    So we took a room in the West wing, had our servants remove the furniture and get some big ‘ol pillows and we let him fall asleep as we watched TV.
    I still smile thinking of his little face, the cat sometimes curled up next to him.
    Our thinking is simple: In NO TIME, the little prof will have his own life and friends. So we want to spend as much time with him as possible. So he stays up late, we read, play or watch Dirty Jobs and then mrs. prof reads him the classics as he (and sometimes she) drifts off…
    I’m catching up on “24.”
    But if you want to spend your money on someone to teach you the EASY stuff, just what will you do when your kid is unpopular?
    Is there a “popularity” coach?
    (prof wants a credit, Alma, because I KNOW I just gave you a great idea. And judging from your posts, you’d be very good at it too: Alma Schneider, popularity coach for tweens and teens…”)

  8. My first child did not sleep through the night until she was FOUR AND A HALF. Trust me, having a child with sleep problems is horrible; we would have benefitted from this program.

  9. I right now have a baby who doesn’t sleep through the night (on a good night he’ll only wake up once or twice).
    That being said: I completely agree with the Prof. You couldn’t pay me enough to use a stranger to put my kid to sleep.
    Forget about the absolutely absurd idea of me paying for someone else to do it.

  10. For the record, I don’t “do it” for the parents. No one is handing their baby over to me–I’m not a night nurses. I work with the parents on implementing the Dream Team method and stay over at their homes but they care for their own babies. And by the time I get to their house I am hardly a stranger.
    Maybe it was not clear from the article but the people who hire us are having PROBLEMS with their baby’s sleep. They have usually TRIED Ferber, a doctor’s recommendation, and a million other methods and nothing works. Long-term sleep deprivation is one of those things (like childbirth) that you really can’t understand until you have lived through it. But I guess it is more fun to sit in judgment of people for struggling with “the easy stuff” than to try to understand. Unfortunately we just can’t all be so perfect and some of us have to get help with problems. For me it is so gratifying to help families who are struggling with sleep and watch how improved their lives are when the whole family is well rested.

  11. You’re a little thin skinned, aren’t you, eruebman?
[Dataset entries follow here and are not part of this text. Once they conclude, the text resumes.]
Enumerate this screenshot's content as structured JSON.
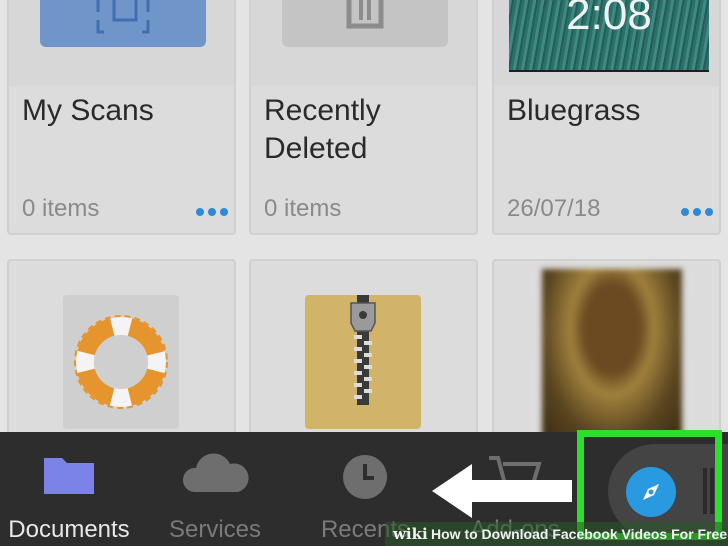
{
  "colors": {
    "accent_blue": "#2e8ad6",
    "highlight_green": "#2ae02a",
    "tabbar_bg": "#2d2d2d",
    "documents_folder": "#7b83e8",
    "lifebuoy_orange": "#e6952e"
  },
  "cards": [
    {
      "title": "My Scans",
      "sub": "0 items",
      "icon": "scan-document-icon"
    },
    {
      "title": "Recently Deleted",
      "sub": "0 items",
      "icon": "trash-icon"
    },
    {
      "title": "Bluegrass",
      "sub": "26/07/18",
      "thumb_time": "2:08",
      "icon": "video-thumbnail"
    },
    {
      "icon": "lifebuoy-icon"
    },
    {
      "icon": "zip-archive-icon"
    },
    {
      "icon": "mona-lisa-thumbnail"
    }
  ],
  "tabbar": {
    "tabs": [
      {
        "label": "Documents",
        "icon": "folder-icon",
        "active": true
      },
      {
        "label": "Services",
        "icon": "cloud-icon",
        "active": false
      },
      {
        "label": "Recents",
        "icon": "clock-icon",
        "active": false
      },
      {
        "label": "Add-ons",
        "icon": "cart-icon",
        "active": false
      }
    ],
    "browser_icon": "compass-icon"
  },
  "watermark": {
    "wiki": "wiki",
    "text": "How to Download Facebook Videos For Free"
  }
}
Maybe you’re tired, behind on your sleep, a little cranky perhaps…

  12. Nice try eruebman,
    But, and I may be wrong here, haven’t babies been around for a long time?
    In that, haven’t parents put them to sleep for just as long?
    So, the idea that your service is “needed” is a joke.
    Though I’m sure you do good work. And the folks who use you will praise God above for your service.
    But, there’s no reason to get all snitty when folks question the use or value of your “service.”
    Moreover, your use of “Long-term sleep deprivation” may work with tired parents with cash, but under any sensible light, it fails to persuade.
    I wish you well because, as I said, if you help one family- God Bless You.
    But it is always unsightly for the subjects of posts to berate commenters.
    Mr. Roo is right, being thin skinned is unattractive.

Comments are closed.